:: Exercise instructions ::
Every entry must be given again exactly as it is written.

:: Records for the task ::
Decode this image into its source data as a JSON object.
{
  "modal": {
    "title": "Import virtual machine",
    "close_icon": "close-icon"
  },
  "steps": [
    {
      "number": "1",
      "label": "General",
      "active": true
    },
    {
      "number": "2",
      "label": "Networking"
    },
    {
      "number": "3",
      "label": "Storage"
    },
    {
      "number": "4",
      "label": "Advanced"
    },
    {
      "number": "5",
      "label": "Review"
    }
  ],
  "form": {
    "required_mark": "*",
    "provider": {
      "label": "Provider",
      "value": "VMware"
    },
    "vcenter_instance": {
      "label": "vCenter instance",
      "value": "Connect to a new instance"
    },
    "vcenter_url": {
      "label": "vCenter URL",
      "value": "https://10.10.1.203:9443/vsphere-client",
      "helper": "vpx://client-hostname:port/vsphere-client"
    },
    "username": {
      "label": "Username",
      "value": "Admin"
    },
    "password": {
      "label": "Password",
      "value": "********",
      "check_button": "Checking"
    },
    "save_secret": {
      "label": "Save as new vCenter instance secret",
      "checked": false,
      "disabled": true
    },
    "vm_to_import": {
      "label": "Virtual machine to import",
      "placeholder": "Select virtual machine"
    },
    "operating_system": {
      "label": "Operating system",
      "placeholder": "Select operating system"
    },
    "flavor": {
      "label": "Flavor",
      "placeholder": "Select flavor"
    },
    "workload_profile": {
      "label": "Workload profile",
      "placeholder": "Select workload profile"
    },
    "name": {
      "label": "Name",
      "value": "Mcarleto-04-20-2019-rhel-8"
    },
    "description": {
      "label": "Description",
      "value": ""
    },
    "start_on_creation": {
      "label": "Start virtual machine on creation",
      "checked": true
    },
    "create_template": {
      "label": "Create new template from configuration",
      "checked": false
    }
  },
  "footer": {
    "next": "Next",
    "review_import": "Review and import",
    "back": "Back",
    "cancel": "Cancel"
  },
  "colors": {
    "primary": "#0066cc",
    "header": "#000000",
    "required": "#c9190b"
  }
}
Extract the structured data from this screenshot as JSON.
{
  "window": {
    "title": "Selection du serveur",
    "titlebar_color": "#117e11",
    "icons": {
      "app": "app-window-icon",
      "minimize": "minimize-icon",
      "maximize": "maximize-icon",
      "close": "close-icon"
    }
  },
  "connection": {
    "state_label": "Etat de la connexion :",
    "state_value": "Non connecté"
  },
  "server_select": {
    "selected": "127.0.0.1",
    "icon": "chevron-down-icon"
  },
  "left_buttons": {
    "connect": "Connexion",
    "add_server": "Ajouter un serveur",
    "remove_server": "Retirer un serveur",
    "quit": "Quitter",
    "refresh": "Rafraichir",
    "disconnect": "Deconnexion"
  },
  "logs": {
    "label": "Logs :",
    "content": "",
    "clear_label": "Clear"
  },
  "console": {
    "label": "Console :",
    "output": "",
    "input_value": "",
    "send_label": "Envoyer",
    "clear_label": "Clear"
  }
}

:: Result of the exercise ::
Decode this image into its source data as a JSON object.
{
  "modal": {
    "title": "Import virtual machine",
    "close_icon": "close-icon"
  },
  "steps": [
    {
      "number": "1",
      "label": "General",
      "active": true
    },
    {
      "number": "2",
      "label": "Networking"
    },
    {
      "number": "3",
      "label": "Storage"
    },
    {
      "number": "4",
      "label": "Advanced"
    },
    {
      "number": "5",
      "label": "Review"
    }
  ],
  "form": {
    "required_mark": "*",
    "provider": {
      "label": "Provider",
      "value": "VMware"
    },
    "vcenter_instance": {
      "label": "vCenter instance",
      "value": "Connect to a new instance"
    },
    "vcenter_url": {
      "label": "vCenter URL",
      "value": "https://10.10.1.203:9443/vsphere-client",
      "helper": "vpx://client-hostname:port/vsphere-client"
    },
    "username": {
      "label": "Username",
      "value": "Admin"
    },
    "password": {
      "label": "Password",
      "value": "********",
      "check_button": "Checking"
    },
    "save_secret": {
      "label": "Save as new vCenter instance secret",
      "checked": false,
      "disabled": true
    },
    "vm_to_import": {
      "label": "Virtual machine to import",
      "placeholder": "Select virtual machine"
    },
    "operating_system": {
      "label": "Operating system",
      "placeholder": "Select operating system"
    },
    "flavor": {
      "label": "Flavor",
      "placeholder": "Select flavor"
    },
    "workload_profile": {
      "label": "Workload profile",
      "placeholder": "Select workload profile"
    },
    "name": {
      "label": "Name",
      "value": "Mcarleto-04-20-2019-rhel-8"
    },
    "description": {
      "label": "Description",
      "value": ""
    },
    "start_on_creation": {
      "label": "Start virtual machine on creation",
      "checked": true
    },
    "create_template": {
      "label": "Create new template from configuration",
      "checked": false
    }
  },
  "footer": {
    "next": "Next",
    "review_import": "Review and import",
    "back": "Back",
    "cancel": "Cancel"
  },
  "colors": {
    "primary": "#0066cc",
    "header": "#000000",
    "required": "#c9190b"
  }
}
Extract the structured data from this screenshot as JSON.
{
  "window": {
    "title": "Selection du serveur",
    "titlebar_color": "#117e11",
    "icons": {
      "app": "app-window-icon",
      "minimize": "minimize-icon",
      "maximize": "maximize-icon",
      "close": "close-icon"
    }
  },
  "connection": {
    "state_label": "Etat de la connexion :",
    "state_value": "Non connecté"
  },
  "server_select": {
    "selected": "127.0.0.1",
    "icon": "chevron-down-icon"
  },
  "left_buttons": {
    "connect": "Connexion",
    "add_server": "Ajouter un serveur",
    "remove_server": "Retirer un serveur",
    "quit": "Quitter",
    "refresh": "Rafraichir",
    "disconnect": "Deconnexion"
  },
  "logs": {
    "label": "Logs :",
    "content": "",
    "clear_label": "Clear"
  },
  "console": {
    "label": "Console :",
    "output": "",
    "input_value": "",
    "send_label": "Envoyer",
    "clear_label": "Clear"
  }
}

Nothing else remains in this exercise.